─── DATASET EXCERPTS
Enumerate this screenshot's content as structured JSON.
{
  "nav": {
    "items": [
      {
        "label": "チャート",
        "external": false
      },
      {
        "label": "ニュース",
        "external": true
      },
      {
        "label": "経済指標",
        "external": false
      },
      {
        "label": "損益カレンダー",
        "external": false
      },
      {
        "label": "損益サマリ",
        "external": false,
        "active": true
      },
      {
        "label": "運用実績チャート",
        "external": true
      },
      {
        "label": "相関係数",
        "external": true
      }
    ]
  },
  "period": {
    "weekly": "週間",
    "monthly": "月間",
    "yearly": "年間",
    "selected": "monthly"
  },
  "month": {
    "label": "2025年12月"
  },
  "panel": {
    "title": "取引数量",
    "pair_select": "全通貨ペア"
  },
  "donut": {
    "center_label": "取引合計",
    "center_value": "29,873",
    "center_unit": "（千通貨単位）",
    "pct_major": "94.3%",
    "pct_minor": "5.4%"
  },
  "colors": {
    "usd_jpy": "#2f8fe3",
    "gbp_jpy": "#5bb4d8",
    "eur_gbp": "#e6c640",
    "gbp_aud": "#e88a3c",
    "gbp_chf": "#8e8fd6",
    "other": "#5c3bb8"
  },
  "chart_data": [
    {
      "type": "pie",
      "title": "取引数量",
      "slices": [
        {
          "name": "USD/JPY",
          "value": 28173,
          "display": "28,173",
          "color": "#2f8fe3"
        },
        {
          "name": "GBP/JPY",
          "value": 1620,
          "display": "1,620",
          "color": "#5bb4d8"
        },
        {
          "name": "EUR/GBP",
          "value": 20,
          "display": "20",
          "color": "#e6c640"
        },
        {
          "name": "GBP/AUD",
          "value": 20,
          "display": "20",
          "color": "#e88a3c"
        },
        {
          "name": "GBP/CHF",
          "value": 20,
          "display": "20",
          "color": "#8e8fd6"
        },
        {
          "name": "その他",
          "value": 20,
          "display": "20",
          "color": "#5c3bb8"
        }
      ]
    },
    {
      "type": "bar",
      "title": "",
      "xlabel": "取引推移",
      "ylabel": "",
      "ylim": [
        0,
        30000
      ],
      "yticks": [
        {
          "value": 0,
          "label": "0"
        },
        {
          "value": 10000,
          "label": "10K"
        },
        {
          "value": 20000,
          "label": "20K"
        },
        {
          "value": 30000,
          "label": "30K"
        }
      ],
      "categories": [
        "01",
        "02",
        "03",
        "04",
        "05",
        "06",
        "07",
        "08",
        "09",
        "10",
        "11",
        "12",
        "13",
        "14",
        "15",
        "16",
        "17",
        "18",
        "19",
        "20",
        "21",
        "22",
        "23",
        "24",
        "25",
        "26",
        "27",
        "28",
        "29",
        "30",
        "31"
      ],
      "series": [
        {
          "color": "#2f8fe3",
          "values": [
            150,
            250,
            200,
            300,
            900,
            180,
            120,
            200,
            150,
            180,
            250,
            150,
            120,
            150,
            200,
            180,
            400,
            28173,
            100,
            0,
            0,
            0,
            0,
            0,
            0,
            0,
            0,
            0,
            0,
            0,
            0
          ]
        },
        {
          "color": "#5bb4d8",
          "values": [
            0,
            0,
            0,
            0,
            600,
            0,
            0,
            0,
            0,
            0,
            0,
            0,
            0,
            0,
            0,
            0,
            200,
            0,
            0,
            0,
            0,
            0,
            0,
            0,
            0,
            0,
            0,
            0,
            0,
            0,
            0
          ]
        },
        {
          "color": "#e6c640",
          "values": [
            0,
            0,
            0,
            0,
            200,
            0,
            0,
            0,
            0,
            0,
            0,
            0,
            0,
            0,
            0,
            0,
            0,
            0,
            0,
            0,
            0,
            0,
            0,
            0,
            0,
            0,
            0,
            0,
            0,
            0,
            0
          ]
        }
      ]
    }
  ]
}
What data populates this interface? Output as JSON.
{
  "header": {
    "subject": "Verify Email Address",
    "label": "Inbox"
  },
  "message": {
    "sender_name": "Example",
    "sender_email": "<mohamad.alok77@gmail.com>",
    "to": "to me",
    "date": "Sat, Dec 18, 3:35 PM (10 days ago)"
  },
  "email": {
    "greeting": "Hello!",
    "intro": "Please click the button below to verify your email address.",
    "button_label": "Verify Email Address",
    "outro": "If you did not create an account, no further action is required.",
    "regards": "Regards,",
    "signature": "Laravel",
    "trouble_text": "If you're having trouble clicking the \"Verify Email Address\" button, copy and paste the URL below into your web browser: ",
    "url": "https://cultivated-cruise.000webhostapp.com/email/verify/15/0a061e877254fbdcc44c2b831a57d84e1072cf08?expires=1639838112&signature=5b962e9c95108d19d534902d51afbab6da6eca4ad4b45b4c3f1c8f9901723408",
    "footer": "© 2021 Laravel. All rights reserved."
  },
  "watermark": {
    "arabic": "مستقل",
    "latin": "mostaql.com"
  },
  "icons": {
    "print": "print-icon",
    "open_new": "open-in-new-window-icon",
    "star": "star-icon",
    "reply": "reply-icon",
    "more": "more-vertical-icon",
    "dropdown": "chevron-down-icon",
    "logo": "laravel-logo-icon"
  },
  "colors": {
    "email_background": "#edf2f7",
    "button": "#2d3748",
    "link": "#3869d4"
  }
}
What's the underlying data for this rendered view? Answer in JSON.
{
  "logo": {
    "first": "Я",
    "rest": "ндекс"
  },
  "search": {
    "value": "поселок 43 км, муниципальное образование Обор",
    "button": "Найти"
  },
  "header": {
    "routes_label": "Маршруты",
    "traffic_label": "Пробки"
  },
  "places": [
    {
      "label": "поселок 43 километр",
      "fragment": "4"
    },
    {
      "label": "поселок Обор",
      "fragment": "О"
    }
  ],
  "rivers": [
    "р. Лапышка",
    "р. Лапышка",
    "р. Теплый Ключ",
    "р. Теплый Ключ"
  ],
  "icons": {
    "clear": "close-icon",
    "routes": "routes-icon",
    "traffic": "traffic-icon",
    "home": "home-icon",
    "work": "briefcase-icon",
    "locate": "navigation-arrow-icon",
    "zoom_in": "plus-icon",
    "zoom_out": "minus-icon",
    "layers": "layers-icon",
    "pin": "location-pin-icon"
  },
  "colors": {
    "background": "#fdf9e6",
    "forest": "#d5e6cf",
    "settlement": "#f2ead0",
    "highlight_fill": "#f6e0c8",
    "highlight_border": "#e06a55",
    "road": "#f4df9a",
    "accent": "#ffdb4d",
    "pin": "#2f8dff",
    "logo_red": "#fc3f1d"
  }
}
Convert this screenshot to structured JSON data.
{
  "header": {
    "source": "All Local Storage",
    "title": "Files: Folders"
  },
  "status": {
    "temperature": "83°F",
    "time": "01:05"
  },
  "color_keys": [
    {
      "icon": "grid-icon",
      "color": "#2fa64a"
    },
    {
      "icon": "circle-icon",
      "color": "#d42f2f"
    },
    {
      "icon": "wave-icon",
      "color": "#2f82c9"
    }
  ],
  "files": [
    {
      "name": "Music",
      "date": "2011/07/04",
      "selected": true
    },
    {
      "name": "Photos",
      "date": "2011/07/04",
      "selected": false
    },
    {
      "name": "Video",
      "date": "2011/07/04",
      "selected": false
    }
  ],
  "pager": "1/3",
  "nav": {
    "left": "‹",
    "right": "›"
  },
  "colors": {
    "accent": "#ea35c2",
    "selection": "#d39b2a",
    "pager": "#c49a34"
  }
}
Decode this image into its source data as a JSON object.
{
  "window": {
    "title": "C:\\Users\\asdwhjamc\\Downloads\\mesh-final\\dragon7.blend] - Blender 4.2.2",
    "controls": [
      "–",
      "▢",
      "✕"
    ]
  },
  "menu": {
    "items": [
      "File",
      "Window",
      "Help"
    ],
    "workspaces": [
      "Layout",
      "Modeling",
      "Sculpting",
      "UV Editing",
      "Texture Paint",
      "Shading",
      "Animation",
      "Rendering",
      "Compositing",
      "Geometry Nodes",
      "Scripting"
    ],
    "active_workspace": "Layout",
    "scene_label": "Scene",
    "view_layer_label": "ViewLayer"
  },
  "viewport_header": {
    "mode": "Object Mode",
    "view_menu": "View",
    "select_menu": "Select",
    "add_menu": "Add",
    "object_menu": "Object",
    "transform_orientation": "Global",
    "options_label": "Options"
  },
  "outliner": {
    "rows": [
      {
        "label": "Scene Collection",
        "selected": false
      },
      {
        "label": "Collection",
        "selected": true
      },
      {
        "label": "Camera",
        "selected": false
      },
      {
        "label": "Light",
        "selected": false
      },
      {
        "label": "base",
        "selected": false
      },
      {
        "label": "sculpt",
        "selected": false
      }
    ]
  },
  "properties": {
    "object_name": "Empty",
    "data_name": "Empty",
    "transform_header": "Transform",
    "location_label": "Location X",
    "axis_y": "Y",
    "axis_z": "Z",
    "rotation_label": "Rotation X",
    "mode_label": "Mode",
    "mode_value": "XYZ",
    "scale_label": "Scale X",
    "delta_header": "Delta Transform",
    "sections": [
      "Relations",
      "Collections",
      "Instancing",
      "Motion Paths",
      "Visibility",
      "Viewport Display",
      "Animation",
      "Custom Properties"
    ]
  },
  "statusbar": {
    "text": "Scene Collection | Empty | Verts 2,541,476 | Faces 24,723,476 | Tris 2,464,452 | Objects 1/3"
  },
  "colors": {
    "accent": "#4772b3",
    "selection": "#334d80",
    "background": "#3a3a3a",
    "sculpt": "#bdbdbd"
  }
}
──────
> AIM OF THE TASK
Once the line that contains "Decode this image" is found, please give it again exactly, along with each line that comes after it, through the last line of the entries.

> RESULT OF THE EXERCISE
Decode this image into its source data as a JSON object.
{
  "window": {
    "title": "C:\\Users\\asdwhjamc\\Downloads\\mesh-final\\dragon7.blend] - Blender 4.2.2",
    "controls": [
      "–",
      "▢",
      "✕"
    ]
  },
  "menu": {
    "items": [
      "File",
      "Window",
      "Help"
    ],
    "workspaces": [
      "Layout",
      "Modeling",
      "Sculpting",
      "UV Editing",
      "Texture Paint",
      "Shading",
      "Animation",
      "Rendering",
      "Compositing",
      "Geometry Nodes",
      "Scripting"
    ],
    "active_workspace": "Layout",
    "scene_label": "Scene",
    "view_layer_label": "ViewLayer"
  },
  "viewport_header": {
    "mode": "Object Mode",
    "view_menu": "View",
    "select_menu": "Select",
    "add_menu": "Add",
    "object_menu": "Object",
    "transform_orientation": "Global",
    "options_label": "Options"
  },
  "outliner": {
    "rows": [
      {
        "label": "Scene Collection",
        "selected": false
      },
      {
        "label": "Collection",
        "selected": true
      },
      {
        "label": "Camera",
        "selected": false
      },
      {
        "label": "Light",
        "selected": false
      },
      {
        "label": "base",
        "selected": false
      },
      {
        "label": "sculpt",
        "selected": false
      }
    ]
  },
  "properties": {
    "object_name": "Empty",
    "data_name": "Empty",
    "transform_header": "Transform",
    "location_label": "Location X",
    "axis_y": "Y",
    "axis_z": "Z",
    "rotation_label": "Rotation X",
    "mode_label": "Mode",
    "mode_value": "XYZ",
    "scale_label": "Scale X",
    "delta_header": "Delta Transform",
    "sections": [
      "Relations",
      "Collections",
      "Instancing",
      "Motion Paths",
      "Visibility",
      "Viewport Display",
      "Animation",
      "Custom Properties"
    ]
  },
  "statusbar": {
    "text": "Scene Collection | Empty | Verts 2,541,476 | Faces 24,723,476 | Tris 2,464,452 | Objects 1/3"
  },
  "colors": {
    "accent": "#4772b3",
    "selection": "#334d80",
    "background": "#3a3a3a",
    "sculpt": "#bdbdbd"
  }
}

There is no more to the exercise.